Most people just want to get a good night’s sleep, but that’s not always easy. Snoring can disturb the slumber of both the individual who snores and anyone who shares the same sleeping space. The Wisconsin Sleep Cohort Study found that nearly one in four people have some degree of sleep apnea, a condition in which subjects stop breathing while they sleep. This is more than an inconvenience or annoyance; the study found that people with 30 or more pauses per hour during sleep were five times more likely to die cardiovascular problems during the 18 year study than those who had fewer than five pauses. This becomes even more serious when you consider that 85% of sleep apnea cases go undiagnosed.
Why is this condition so widely ignored? In part, it is because many people are not aware of the increased health risk that it poses. Obstructive sleep apnea is also associated with obesity, and individuals have a difficult time losing weight in general. Finally, the diagnosis can’t be performed in a physician’s office during a normal visit. Typically, it requires a trip to a sleep center where the patient has to spend the night hooked up to wires and other monitoring devices. This is inconvenient and intrusive, so many people don’t get around to getting tested even if they are aware that they might have a problem.
What if your smartphone could tell you whether or not you have a sleep apnea problem? ResApp is an Australian company that we’ve written about before. They have created a smartphone app that can diagnose a child’s cough from a sound sample, and chronic breathing conditions in adults. The company now is turning its technology to address obstructive sleep apnea. Using a smartphone to monitor the sounds of a subject’s breathing while asleep, the company has conducted preliminary research with more than 700 subjects. They report that the study achieved 86% sensitivity and 83% specificity in diagnosing sleep apnea, compared with the gold-standard sleep center data. If this app can become widely available, individuals would have a fast, easy, and convenient way to screen themselves for this condition. This in turn could help healthcare professionals provide treatment to lower their risks of further complications or even death.

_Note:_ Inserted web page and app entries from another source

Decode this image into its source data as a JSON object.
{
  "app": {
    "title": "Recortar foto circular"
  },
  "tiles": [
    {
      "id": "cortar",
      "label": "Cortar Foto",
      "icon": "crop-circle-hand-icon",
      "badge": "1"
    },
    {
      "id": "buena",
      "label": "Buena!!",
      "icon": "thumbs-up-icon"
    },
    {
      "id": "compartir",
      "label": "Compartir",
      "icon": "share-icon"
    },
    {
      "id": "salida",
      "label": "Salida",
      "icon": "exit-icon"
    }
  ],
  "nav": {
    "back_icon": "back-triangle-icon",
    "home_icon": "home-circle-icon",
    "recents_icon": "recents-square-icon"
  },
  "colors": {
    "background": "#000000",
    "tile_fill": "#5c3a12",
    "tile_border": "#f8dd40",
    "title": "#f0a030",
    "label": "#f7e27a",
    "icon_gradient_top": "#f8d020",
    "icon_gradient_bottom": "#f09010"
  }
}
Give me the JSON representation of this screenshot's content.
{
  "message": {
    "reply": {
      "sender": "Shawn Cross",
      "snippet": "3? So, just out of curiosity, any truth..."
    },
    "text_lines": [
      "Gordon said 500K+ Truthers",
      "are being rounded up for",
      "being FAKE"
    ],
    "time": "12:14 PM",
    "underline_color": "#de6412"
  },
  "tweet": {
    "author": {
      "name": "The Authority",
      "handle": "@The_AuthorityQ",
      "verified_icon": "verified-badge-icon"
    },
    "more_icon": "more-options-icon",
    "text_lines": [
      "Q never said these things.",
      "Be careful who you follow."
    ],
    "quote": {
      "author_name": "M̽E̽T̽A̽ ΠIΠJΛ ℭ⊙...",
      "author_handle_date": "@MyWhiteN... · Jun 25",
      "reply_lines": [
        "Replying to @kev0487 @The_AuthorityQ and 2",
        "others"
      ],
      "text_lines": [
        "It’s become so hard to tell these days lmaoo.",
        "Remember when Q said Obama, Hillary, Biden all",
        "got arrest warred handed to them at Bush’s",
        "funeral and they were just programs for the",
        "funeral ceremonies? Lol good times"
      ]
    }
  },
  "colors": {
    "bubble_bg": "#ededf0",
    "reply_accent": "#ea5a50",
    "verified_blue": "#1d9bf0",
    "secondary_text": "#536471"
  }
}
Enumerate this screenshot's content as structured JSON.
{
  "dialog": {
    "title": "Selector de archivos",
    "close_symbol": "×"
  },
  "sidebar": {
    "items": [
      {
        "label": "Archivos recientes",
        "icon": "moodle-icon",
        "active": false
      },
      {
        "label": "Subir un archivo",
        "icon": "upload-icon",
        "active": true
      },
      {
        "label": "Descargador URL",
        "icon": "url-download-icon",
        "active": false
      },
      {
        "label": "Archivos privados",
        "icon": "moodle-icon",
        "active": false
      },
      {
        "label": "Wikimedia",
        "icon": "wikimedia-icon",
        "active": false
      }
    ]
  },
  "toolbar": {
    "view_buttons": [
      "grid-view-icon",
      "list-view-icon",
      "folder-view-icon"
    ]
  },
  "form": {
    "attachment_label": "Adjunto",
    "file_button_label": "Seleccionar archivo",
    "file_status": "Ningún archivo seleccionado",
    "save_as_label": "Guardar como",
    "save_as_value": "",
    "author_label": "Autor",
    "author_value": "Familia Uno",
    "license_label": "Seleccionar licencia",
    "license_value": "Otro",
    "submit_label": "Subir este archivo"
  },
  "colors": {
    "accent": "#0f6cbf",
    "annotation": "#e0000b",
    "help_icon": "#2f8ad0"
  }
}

The use of the pocket computers that we know as “smartphones” for diagnosing medical conditions is growing rapidly. It is possible that this technology’s biggest impact on our lives may be in the health and medical areas, not simply communications and access to information.